Retiring Senate Minority Leader Harry ReidHarry Mason ReidTo Build Back Better, we need a tax system where everyone pays their fair share Democrats say Biden must get more involved in budget fight Biden looks to climate to sell economic agenda MORE (D-Nev.) took a final pre-election swing at Republicans from the Senate floor last month, saying lawmakers had treated Obama with "unprecedented disrespect." 
 
Isakson's comments come as Clinton has narrowly trailed Trump in the typically red state, feeding Democrats hopes of expanding the electoral map. According a RealClearPolitics average of polls, the GOP presidential nominee is leading by less than 5 points. 
 
The Georgia Republican isn't the only one who is open to collaborating with a hypothetical Clinton administration, even though multiple congressional committees are still probing her time atop the State Department. 
 
 
"I can do two things at once. I can criticize and I can cooperate," he told The Hill last month. "I don't see that they're inconsistent." 
 
Sen. John CornynJohn CornynSenate panel advances antitrust bill that eyes Google, Facebook Democrats up ante in risky debt ceiling fight Senate parliamentarian nixes Democrats' immigration plan MORE (R-Texas)—while stressing that he doesn't believe Clinton will win in November—said Americans expect GOP senators to work with whoever is in the White House. 
 
"We'll do our duty, you know regardless of who is president," the Senate's No. 2 Republican told The Hill last week. "The people we serve want us to to work together for their benefit so that's certainly my posture." 
 
Cornyn declined to name specific issues that he believes he and Clinton could work well together on. 
 
Republicans are defending 24 Senate seats in November, including a handful in purple states previously carried by President Obama.

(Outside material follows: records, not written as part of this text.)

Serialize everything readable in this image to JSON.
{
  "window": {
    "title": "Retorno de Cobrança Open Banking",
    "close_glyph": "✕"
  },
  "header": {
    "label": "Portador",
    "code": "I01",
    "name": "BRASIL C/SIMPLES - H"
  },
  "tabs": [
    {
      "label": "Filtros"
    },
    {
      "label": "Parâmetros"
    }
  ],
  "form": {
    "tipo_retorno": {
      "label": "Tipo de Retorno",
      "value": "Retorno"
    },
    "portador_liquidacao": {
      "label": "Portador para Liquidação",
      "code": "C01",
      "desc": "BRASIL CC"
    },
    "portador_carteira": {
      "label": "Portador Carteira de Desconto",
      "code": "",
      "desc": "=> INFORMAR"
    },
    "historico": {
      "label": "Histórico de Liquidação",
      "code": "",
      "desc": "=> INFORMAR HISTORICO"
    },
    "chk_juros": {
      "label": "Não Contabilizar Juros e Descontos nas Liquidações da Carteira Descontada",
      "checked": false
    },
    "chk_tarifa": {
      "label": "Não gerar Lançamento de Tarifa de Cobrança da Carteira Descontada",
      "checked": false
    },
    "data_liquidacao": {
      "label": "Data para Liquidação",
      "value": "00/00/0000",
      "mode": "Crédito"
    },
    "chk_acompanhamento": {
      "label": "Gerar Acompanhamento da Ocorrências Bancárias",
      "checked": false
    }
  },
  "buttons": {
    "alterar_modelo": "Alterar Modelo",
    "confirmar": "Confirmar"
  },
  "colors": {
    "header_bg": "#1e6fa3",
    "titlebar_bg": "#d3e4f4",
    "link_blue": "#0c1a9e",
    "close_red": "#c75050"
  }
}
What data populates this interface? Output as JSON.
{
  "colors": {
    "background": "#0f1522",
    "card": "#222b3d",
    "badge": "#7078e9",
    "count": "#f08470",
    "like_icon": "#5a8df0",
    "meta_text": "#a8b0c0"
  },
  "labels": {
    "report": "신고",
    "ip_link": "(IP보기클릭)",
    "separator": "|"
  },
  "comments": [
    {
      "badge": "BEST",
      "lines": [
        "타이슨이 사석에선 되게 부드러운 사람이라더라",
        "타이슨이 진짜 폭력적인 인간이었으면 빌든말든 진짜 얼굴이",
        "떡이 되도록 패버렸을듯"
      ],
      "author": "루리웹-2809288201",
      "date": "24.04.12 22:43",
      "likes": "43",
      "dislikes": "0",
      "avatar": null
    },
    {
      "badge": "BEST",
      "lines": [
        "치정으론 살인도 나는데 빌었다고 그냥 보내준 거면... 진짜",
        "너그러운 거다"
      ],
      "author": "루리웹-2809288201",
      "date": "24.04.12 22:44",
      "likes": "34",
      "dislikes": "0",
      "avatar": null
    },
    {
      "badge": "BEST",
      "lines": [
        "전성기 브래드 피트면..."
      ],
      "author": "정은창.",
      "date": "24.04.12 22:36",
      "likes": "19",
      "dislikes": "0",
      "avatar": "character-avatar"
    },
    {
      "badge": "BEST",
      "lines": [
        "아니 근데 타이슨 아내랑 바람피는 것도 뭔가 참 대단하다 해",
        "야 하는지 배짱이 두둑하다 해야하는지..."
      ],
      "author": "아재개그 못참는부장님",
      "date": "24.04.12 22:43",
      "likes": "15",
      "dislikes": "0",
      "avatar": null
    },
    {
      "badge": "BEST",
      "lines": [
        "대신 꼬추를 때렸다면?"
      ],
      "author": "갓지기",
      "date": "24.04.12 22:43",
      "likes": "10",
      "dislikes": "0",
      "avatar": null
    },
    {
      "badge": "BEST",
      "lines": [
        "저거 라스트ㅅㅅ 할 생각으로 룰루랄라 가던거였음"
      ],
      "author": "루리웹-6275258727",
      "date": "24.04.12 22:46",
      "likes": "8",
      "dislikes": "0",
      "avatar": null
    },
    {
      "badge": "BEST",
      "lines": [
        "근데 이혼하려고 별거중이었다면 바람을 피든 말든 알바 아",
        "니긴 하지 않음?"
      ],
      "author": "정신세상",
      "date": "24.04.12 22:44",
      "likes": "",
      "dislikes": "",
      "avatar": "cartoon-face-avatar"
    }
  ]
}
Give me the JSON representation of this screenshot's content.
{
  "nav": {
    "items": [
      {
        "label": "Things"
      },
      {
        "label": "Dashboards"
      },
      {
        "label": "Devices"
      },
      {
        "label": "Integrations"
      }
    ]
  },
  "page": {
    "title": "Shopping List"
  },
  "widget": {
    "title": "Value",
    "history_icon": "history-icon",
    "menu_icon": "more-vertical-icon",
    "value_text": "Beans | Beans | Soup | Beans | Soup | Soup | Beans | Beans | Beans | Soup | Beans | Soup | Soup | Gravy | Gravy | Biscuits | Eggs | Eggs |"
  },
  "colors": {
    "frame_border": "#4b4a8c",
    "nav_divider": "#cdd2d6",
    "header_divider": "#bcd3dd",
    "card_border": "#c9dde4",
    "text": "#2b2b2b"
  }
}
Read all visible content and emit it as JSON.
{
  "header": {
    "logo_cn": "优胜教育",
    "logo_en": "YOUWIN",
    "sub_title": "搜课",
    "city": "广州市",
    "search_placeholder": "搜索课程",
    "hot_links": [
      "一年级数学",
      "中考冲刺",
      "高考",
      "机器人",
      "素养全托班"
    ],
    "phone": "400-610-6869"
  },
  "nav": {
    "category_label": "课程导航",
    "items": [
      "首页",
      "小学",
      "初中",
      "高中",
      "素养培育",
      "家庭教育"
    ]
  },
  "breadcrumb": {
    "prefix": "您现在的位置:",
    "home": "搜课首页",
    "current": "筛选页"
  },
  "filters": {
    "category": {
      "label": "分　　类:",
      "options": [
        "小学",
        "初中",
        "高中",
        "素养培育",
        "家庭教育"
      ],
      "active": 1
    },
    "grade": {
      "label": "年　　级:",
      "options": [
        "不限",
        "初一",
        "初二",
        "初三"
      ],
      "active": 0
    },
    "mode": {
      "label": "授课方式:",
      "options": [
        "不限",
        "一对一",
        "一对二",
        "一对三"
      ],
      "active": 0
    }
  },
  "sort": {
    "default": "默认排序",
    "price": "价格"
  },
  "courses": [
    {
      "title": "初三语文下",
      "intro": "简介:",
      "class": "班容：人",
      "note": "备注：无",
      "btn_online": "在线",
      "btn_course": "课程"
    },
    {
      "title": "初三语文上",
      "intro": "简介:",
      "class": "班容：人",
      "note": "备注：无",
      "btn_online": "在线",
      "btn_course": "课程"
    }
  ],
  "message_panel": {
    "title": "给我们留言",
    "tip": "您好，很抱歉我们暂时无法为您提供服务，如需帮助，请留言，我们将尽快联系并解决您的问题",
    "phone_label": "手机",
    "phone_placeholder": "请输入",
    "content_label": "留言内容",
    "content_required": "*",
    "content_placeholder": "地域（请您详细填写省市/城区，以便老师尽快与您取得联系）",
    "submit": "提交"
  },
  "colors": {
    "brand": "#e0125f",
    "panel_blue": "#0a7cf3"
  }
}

They will lose control of the Senate if Democrats net five Senate seats, or four if Clinton also wins the White House.